The advantage of the VCA is that you don’t have to keep toggling folders open and closed and the folder lane itself isn’t chewing up space on your DAW screen. Furthermore, you separate the audio lane from the VCA lane. You can’t with a folder. A folder requires the audio lane to be inside the folder. What I means is you can’t do this with a folder:

Example 1:


Guitar 1
Guitar 2
Guitar 3
Guitar 4

Drum VCA
Guitar VCA

Using folders you would have to do it like this

Example 2:

Drums folder

Guitar folder
Guitar 1
Guitar 2
Guitar 3
Guitar 4

Example 1 is by far the more commonly used method. Chris Lord Alge places his VCA’s on the left of his console or to the left of his audio lanes when he’s working in the box. I put my VCA’s dead center on my console, but push my VCA’s all the way to far right on my DAW even past my master fader because I don’t ever want to look at them on the screen. So really its about moving stuff around. I want them in the same place all the time, and the last place I ever want a VCA or folder is cluttering up the lanes in the main arrange window.

I hope that helps a little… No one has to use either. Its not a requirement.

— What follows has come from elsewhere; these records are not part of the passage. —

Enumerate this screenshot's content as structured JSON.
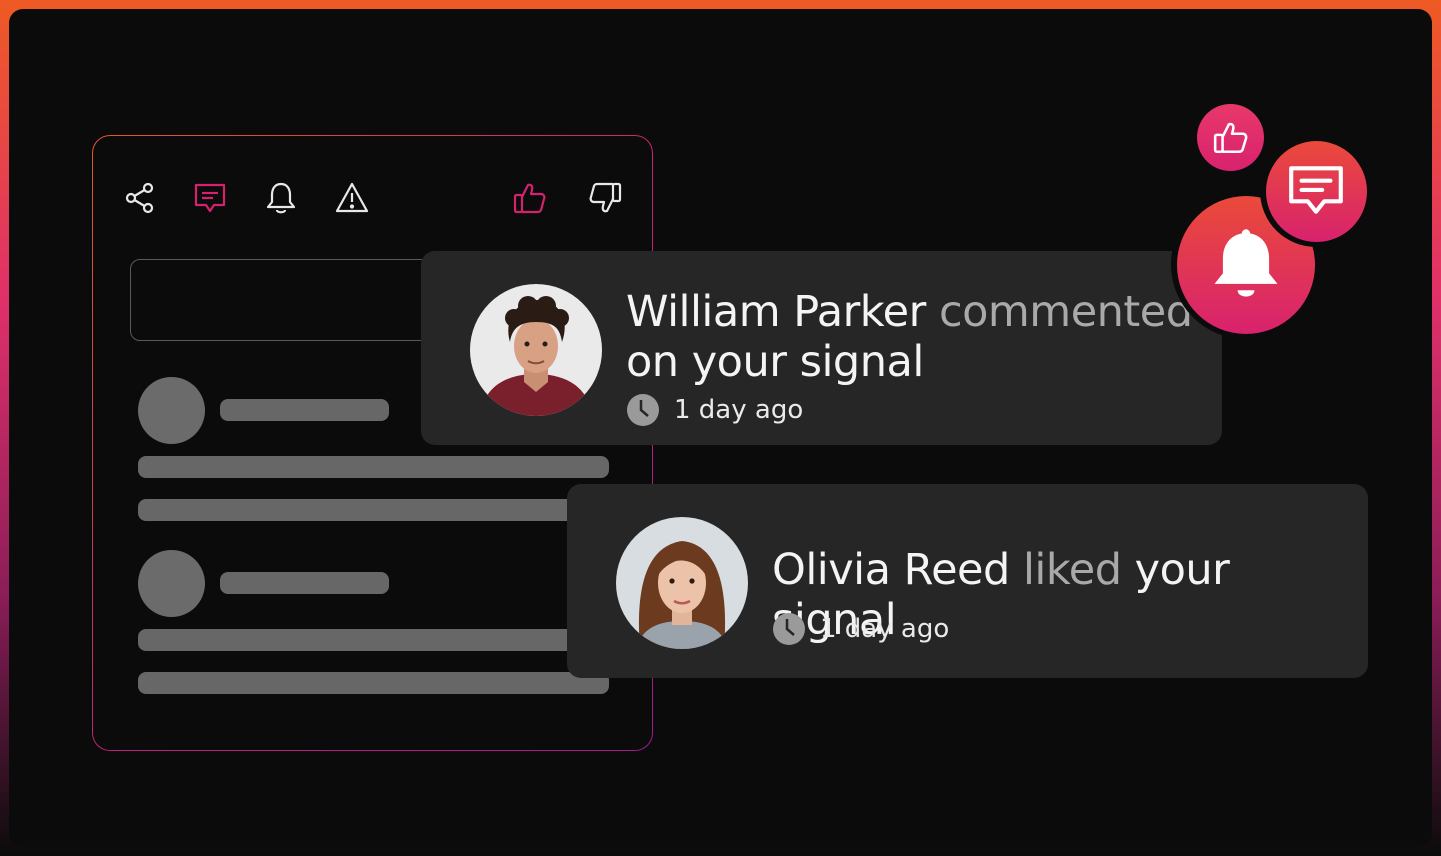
{
  "notifications": [
    {
      "actor": "William Parker",
      "verb": "commented",
      "rest": "on your signal",
      "time": "1 day ago"
    },
    {
      "actor": "Olivia Reed",
      "verb": "liked",
      "rest": "your signal",
      "time": "1 day ago"
    }
  ],
  "toolbar": {
    "icons": [
      "share-icon",
      "comment-icon",
      "bell-icon",
      "warning-icon",
      "thumbs-up-icon",
      "thumbs-down-icon"
    ],
    "active_color": "#d4226f",
    "inactive_color": "#e8e8e8"
  },
  "accent": {
    "orange": "#ee5a24",
    "pink": "#e0306a",
    "magenta": "#d4226f"
  }
}
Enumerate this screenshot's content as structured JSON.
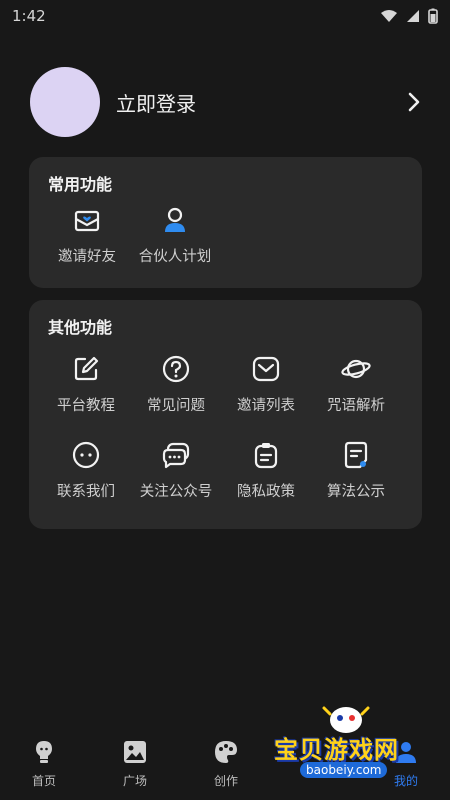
{
  "status_bar": {
    "time": "1:42"
  },
  "profile": {
    "login_label": "立即登录"
  },
  "common": {
    "title": "常用功能",
    "items": [
      {
        "label": "邀请好友",
        "icon": "invite-mail-icon"
      },
      {
        "label": "合伙人计划",
        "icon": "partner-person-icon"
      }
    ]
  },
  "other": {
    "title": "其他功能",
    "items": [
      {
        "label": "平台教程",
        "icon": "edit-icon"
      },
      {
        "label": "常见问题",
        "icon": "question-icon"
      },
      {
        "label": "邀请列表",
        "icon": "mailbox-icon"
      },
      {
        "label": "咒语解析",
        "icon": "planet-icon"
      },
      {
        "label": "联系我们",
        "icon": "chat-face-icon"
      },
      {
        "label": "关注公众号",
        "icon": "chat-bubbles-icon"
      },
      {
        "label": "隐私政策",
        "icon": "clipboard-icon"
      },
      {
        "label": "算法公示",
        "icon": "document-icon"
      }
    ]
  },
  "tabs": [
    {
      "label": "首页",
      "icon": "bulb-icon"
    },
    {
      "label": "广场",
      "icon": "image-icon"
    },
    {
      "label": "创作",
      "icon": "palette-icon"
    },
    {
      "label": "我的",
      "icon": "user-icon",
      "active": true
    }
  ],
  "watermark": {
    "text": "宝贝游戏网",
    "url": "baobeiy.com"
  },
  "colors": {
    "background": "#181818",
    "card": "#2a2a2a",
    "accent": "#2f7bf0",
    "avatar": "#dcd3f3"
  }
}
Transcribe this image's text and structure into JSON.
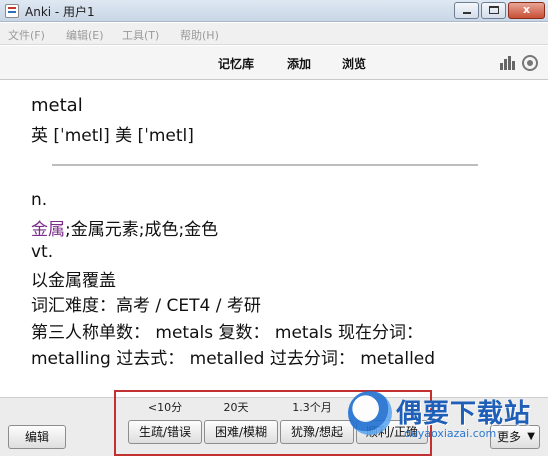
{
  "window": {
    "title": "Anki - 用户1",
    "close_glyph": "x"
  },
  "menu": {
    "items": [
      {
        "label": "文件(F)"
      },
      {
        "label": "编辑(E)"
      },
      {
        "label": "工具(T)"
      },
      {
        "label": "帮助(H)"
      }
    ]
  },
  "toolbar": {
    "links": [
      {
        "label": "记忆库"
      },
      {
        "label": "添加"
      },
      {
        "label": "浏览"
      }
    ],
    "icons": [
      "stats-icon",
      "sync-icon"
    ]
  },
  "card": {
    "word": "metal",
    "phonetic": "英 [ˈmetl]   美 [ˈmetl]",
    "pos1": "n.",
    "meaning1_highlight": "金属",
    "meaning1_rest": ";金属元素;成色;金色",
    "pos2": "vt.",
    "meaning2": "以金属覆盖",
    "difficulty": "词汇难度：高考 / CET4 / 考研",
    "forms_line1": "第三人称单数： metals 复数： metals 现在分词：",
    "forms_line2": "metalling 过去式： metalled 过去分词： metalled",
    "highlight_color": "#7b2f8a"
  },
  "bottom": {
    "edit_label": "编辑",
    "more_label": "更多",
    "more_caret": "▼",
    "answers": [
      {
        "interval": "<10分",
        "label": "生疏/错误"
      },
      {
        "interval": "20天",
        "label": "困难/模糊"
      },
      {
        "interval": "1.3个月",
        "label": "犹豫/想起"
      },
      {
        "interval": "",
        "label": "顺利/正确"
      }
    ],
    "highlight_color": "#c23030"
  },
  "watermark": {
    "text": "偶要下载站",
    "sub": "ouyaoxiazai.com"
  }
}
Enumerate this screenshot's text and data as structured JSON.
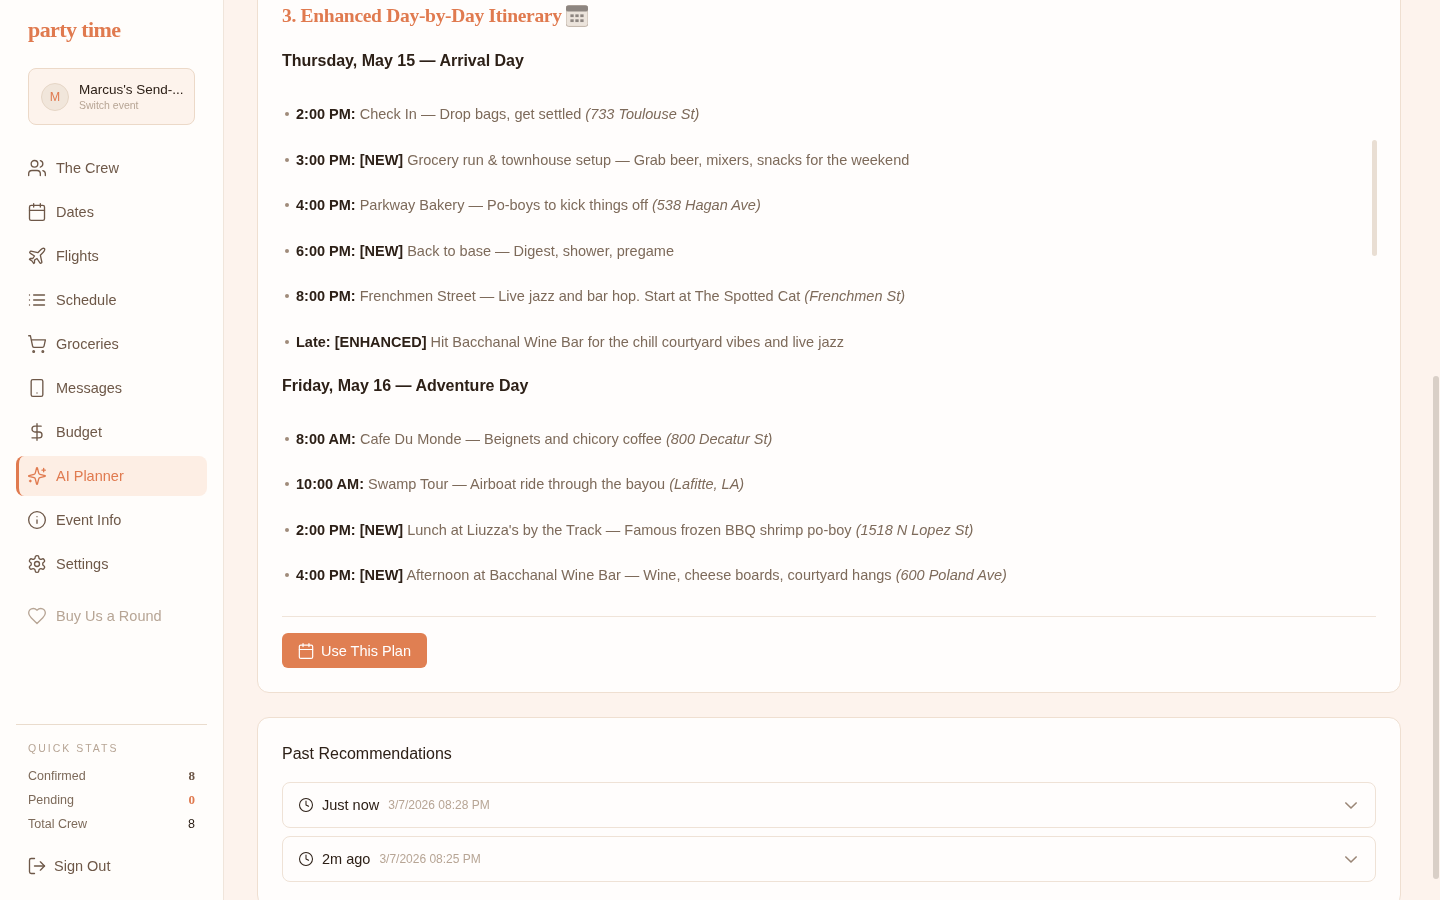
{
  "sidebar": {
    "logo": "party time",
    "event_switcher": {
      "avatar": "M",
      "name": "Marcus's Send-...",
      "hint": "Switch event"
    },
    "nav": [
      {
        "label": "The Crew",
        "selected": false
      },
      {
        "label": "Dates",
        "selected": false
      },
      {
        "label": "Flights",
        "selected": false
      },
      {
        "label": "Schedule",
        "selected": false
      },
      {
        "label": "Groceries",
        "selected": false
      },
      {
        "label": "Messages",
        "selected": false
      },
      {
        "label": "Budget",
        "selected": false
      },
      {
        "label": "AI Planner",
        "selected": true
      },
      {
        "label": "Event Info",
        "selected": false
      },
      {
        "label": "Settings",
        "selected": false
      }
    ],
    "support_link": "Buy Us a Round",
    "quick_stats": {
      "title": "QUICK STATS",
      "rows": [
        {
          "label": "Confirmed",
          "value": "8",
          "kind": "status",
          "color": "#6b5444"
        },
        {
          "label": "Pending",
          "value": "0",
          "kind": "status",
          "color": "#e07a4f"
        },
        {
          "label": "Total Crew",
          "value": "8",
          "kind": "total",
          "color": "#2d2017"
        }
      ]
    },
    "sign_out": "Sign Out"
  },
  "plan": {
    "heading": "3. Enhanced Day-by-Day Itinerary",
    "days": [
      {
        "title": "Thursday, May 15 — Arrival Day",
        "items": [
          "**2:00 PM:** Check In — Drop bags, get settled *(733 Toulouse St)*",
          "**3:00 PM: [NEW]** Grocery run & townhouse setup — Grab beer, mixers, snacks for the weekend",
          "**4:00 PM:** Parkway Bakery — Po-boys to kick things off *(538 Hagan Ave)*",
          "**6:00 PM: [NEW]** Back to base — Digest, shower, pregame",
          "**8:00 PM:** Frenchmen Street — Live jazz and bar hop. Start at The Spotted Cat *(Frenchmen St)*",
          "**Late: [ENHANCED]** Hit Bacchanal Wine Bar for the chill courtyard vibes and live jazz"
        ]
      },
      {
        "title": "Friday, May 16 — Adventure Day",
        "items": [
          "**8:00 AM:** Cafe Du Monde — Beignets and chicory coffee *(800 Decatur St)*",
          "**10:00 AM:** Swamp Tour — Airboat ride through the bayou *(Lafitte, LA)*",
          "**2:00 PM: [NEW]** Lunch at Liuzza's by the Track — Famous frozen BBQ shrimp po-boy *(1518 N Lopez St)*",
          "**4:00 PM: [NEW]** Afternoon at Bacchanal Wine Bar — Wine, cheese boards, courtyard hangs *(600 Poland Ave)*"
        ]
      }
    ],
    "button": "Use This Plan"
  },
  "past_recommendations": {
    "title": "Past Recommendations",
    "items": [
      {
        "label": "Just now",
        "timestamp": "3/7/2026 08:28 PM",
        "expanded": false
      },
      {
        "label": "2m ago",
        "timestamp": "3/7/2026 08:25 PM",
        "expanded": false
      }
    ]
  }
}
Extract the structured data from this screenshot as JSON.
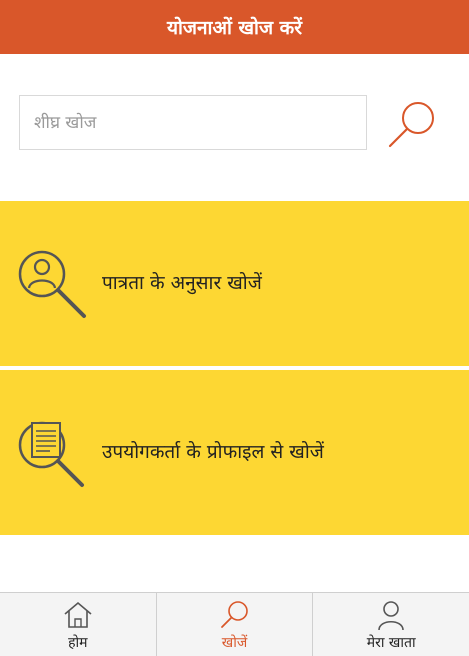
{
  "header": {
    "title": "योजनाओं खोज करें"
  },
  "search": {
    "placeholder": "शीघ्र खोज"
  },
  "cards": [
    {
      "label": "पात्रता के अनुसार खोजें",
      "icon": "person-search-icon"
    },
    {
      "label": "उपयोगकर्ता के प्रोफाइल से खोजें",
      "icon": "document-search-icon"
    }
  ],
  "nav": {
    "items": [
      {
        "label": "होम",
        "icon": "home-icon",
        "active": false
      },
      {
        "label": "खोजें",
        "icon": "search-icon",
        "active": true
      },
      {
        "label": "मेरा खाता",
        "icon": "user-icon",
        "active": false
      }
    ]
  },
  "colors": {
    "accent": "#d9572a",
    "card_bg": "#fdd733",
    "icon_gray": "#555555"
  }
}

The folder tool and the VCA tool are there if you need them, but never in your way if you’re like Andrew and don’t have a use for them.